WORK INSTRUCTIONS - Your answer must be the full listing, reproduced exactly.

-*-

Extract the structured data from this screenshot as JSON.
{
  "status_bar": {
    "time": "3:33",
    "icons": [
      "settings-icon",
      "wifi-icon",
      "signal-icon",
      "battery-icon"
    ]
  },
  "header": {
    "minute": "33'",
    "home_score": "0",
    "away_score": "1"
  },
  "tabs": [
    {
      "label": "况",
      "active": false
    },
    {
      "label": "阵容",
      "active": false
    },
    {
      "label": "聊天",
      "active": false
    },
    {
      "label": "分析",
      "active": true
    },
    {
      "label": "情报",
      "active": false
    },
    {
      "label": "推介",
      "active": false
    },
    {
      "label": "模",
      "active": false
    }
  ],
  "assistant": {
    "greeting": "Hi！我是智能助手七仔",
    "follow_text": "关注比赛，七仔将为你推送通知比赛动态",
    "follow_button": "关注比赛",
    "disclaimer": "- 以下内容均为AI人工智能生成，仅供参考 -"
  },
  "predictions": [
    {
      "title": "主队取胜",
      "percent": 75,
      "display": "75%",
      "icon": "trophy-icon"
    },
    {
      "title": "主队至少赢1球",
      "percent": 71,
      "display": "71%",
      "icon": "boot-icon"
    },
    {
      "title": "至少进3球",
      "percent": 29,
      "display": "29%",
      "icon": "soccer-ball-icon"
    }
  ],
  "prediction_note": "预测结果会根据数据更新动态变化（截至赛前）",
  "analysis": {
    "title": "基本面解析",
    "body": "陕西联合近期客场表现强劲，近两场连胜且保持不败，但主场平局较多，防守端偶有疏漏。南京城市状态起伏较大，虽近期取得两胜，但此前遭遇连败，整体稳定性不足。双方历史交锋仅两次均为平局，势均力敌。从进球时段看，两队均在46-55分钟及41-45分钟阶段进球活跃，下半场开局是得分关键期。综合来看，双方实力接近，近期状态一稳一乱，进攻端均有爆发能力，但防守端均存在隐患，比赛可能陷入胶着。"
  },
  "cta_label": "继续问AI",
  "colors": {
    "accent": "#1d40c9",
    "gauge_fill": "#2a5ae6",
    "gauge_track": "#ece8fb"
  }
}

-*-

WRITTEN ANSWER -
Extract the structured data from this screenshot as JSON.
{
  "status_bar": {
    "time": "3:33",
    "icons": [
      "settings-icon",
      "wifi-icon",
      "signal-icon",
      "battery-icon"
    ]
  },
  "header": {
    "minute": "33'",
    "home_score": "0",
    "away_score": "1"
  },
  "tabs": [
    {
      "label": "况",
      "active": false
    },
    {
      "label": "阵容",
      "active": false
    },
    {
      "label": "聊天",
      "active": false
    },
    {
      "label": "分析",
      "active": true
    },
    {
      "label": "情报",
      "active": false
    },
    {
      "label": "推介",
      "active": false
    },
    {
      "label": "模",
      "active": false
    }
  ],
  "assistant": {
    "greeting": "Hi！我是智能助手七仔",
    "follow_text": "关注比赛，七仔将为你推送通知比赛动态",
    "follow_button": "关注比赛",
    "disclaimer": "- 以下内容均为AI人工智能生成，仅供参考 -"
  },
  "predictions": [
    {
      "title": "主队取胜",
      "percent": 75,
      "display": "75%",
      "icon": "trophy-icon"
    },
    {
      "title": "主队至少赢1球",
      "percent": 71,
      "display": "71%",
      "icon": "boot-icon"
    },
    {
      "title": "至少进3球",
      "percent": 29,
      "display": "29%",
      "icon": "soccer-ball-icon"
    }
  ],
  "prediction_note": "预测结果会根据数据更新动态变化（截至赛前）",
  "analysis": {
    "title": "基本面解析",
    "body": "陕西联合近期客场表现强劲，近两场连胜且保持不败，但主场平局较多，防守端偶有疏漏。南京城市状态起伏较大，虽近期取得两胜，但此前遭遇连败，整体稳定性不足。双方历史交锋仅两次均为平局，势均力敌。从进球时段看，两队均在46-55分钟及41-45分钟阶段进球活跃，下半场开局是得分关键期。综合来看，双方实力接近，近期状态一稳一乱，进攻端均有爆发能力，但防守端均存在隐患，比赛可能陷入胶着。"
  },
  "cta_label": "继续问AI",
  "colors": {
    "accent": "#1d40c9",
    "gauge_fill": "#2a5ae6",
    "gauge_track": "#ece8fb"
  }
}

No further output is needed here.